● **THE DATA**:
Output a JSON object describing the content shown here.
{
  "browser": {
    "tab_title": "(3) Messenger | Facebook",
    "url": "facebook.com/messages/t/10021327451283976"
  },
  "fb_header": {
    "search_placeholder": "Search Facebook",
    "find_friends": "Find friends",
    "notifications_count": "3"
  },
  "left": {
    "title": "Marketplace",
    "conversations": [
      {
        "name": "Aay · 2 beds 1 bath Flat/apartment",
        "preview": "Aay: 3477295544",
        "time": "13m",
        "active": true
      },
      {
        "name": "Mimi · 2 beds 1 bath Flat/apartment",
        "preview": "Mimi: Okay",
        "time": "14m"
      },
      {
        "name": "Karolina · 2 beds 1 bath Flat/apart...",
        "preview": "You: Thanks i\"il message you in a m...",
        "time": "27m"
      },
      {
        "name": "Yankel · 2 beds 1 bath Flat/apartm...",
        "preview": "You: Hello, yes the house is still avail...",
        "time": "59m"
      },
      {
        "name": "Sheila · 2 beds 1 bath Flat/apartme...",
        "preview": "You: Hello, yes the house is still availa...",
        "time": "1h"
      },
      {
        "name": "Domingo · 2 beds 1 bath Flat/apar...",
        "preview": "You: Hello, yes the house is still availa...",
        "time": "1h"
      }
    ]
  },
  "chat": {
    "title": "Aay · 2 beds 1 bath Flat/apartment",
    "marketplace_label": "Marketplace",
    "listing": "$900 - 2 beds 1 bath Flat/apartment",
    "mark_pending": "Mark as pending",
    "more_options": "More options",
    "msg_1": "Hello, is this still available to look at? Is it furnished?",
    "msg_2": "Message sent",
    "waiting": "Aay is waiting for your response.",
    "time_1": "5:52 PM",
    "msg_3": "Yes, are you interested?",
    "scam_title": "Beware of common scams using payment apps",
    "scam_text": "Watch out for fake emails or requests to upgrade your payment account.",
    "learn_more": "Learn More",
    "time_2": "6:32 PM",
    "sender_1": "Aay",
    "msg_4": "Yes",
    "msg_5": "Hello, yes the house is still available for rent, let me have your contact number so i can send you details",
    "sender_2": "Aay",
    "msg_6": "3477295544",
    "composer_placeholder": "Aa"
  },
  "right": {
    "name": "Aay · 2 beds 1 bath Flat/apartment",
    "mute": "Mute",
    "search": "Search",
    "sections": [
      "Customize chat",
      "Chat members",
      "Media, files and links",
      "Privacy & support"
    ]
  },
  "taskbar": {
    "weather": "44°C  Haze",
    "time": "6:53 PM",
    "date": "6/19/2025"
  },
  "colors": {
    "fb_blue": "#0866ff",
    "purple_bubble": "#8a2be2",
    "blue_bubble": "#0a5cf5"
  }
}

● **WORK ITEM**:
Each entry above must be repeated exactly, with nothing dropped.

● **EXERCISE RESULT**:
Output a JSON object describing the content shown here.
{
  "browser": {
    "tab_title": "(3) Messenger | Facebook",
    "url": "facebook.com/messages/t/10021327451283976"
  },
  "fb_header": {
    "search_placeholder": "Search Facebook",
    "find_friends": "Find friends",
    "notifications_count": "3"
  },
  "left": {
    "title": "Marketplace",
    "conversations": [
      {
        "name": "Aay · 2 beds 1 bath Flat/apartment",
        "preview": "Aay: 3477295544",
        "time": "13m",
        "active": true
      },
      {
        "name": "Mimi · 2 beds 1 bath Flat/apartment",
        "preview": "Mimi: Okay",
        "time": "14m"
      },
      {
        "name": "Karolina · 2 beds 1 bath Flat/apart...",
        "preview": "You: Thanks i\"il message you in a m...",
        "time": "27m"
      },
      {
        "name": "Yankel · 2 beds 1 bath Flat/apartm...",
        "preview": "You: Hello, yes the house is still avail...",
        "time": "59m"
      },
      {
        "name": "Sheila · 2 beds 1 bath Flat/apartme...",
        "preview": "You: Hello, yes the house is still availa...",
        "time": "1h"
      },
      {
        "name": "Domingo · 2 beds 1 bath Flat/apar...",
        "preview": "You: Hello, yes the house is still availa...",
        "time": "1h"
      }
    ]
  },
  "chat": {
    "title": "Aay · 2 beds 1 bath Flat/apartment",
    "marketplace_label": "Marketplace",
    "listing": "$900 - 2 beds 1 bath Flat/apartment",
    "mark_pending": "Mark as pending",
    "more_options": "More options",
    "msg_1": "Hello, is this still available to look at? Is it furnished?",
    "msg_2": "Message sent",
    "waiting": "Aay is waiting for your response.",
    "time_1": "5:52 PM",
    "msg_3": "Yes, are you interested?",
    "scam_title": "Beware of common scams using payment apps",
    "scam_text": "Watch out for fake emails or requests to upgrade your payment account.",
    "learn_more": "Learn More",
    "time_2": "6:32 PM",
    "sender_1": "Aay",
    "msg_4": "Yes",
    "msg_5": "Hello, yes the house is still available for rent, let me have your contact number so i can send you details",
    "sender_2": "Aay",
    "msg_6": "3477295544",
    "composer_placeholder": "Aa"
  },
  "right": {
    "name": "Aay · 2 beds 1 bath Flat/apartment",
    "mute": "Mute",
    "search": "Search",
    "sections": [
      "Customize chat",
      "Chat members",
      "Media, files and links",
      "Privacy & support"
    ]
  },
  "taskbar": {
    "weather": "44°C  Haze",
    "time": "6:53 PM",
    "date": "6/19/2025"
  },
  "colors": {
    "fb_blue": "#0866ff",
    "purple_bubble": "#8a2be2",
    "blue_bubble": "#0a5cf5"
  }
}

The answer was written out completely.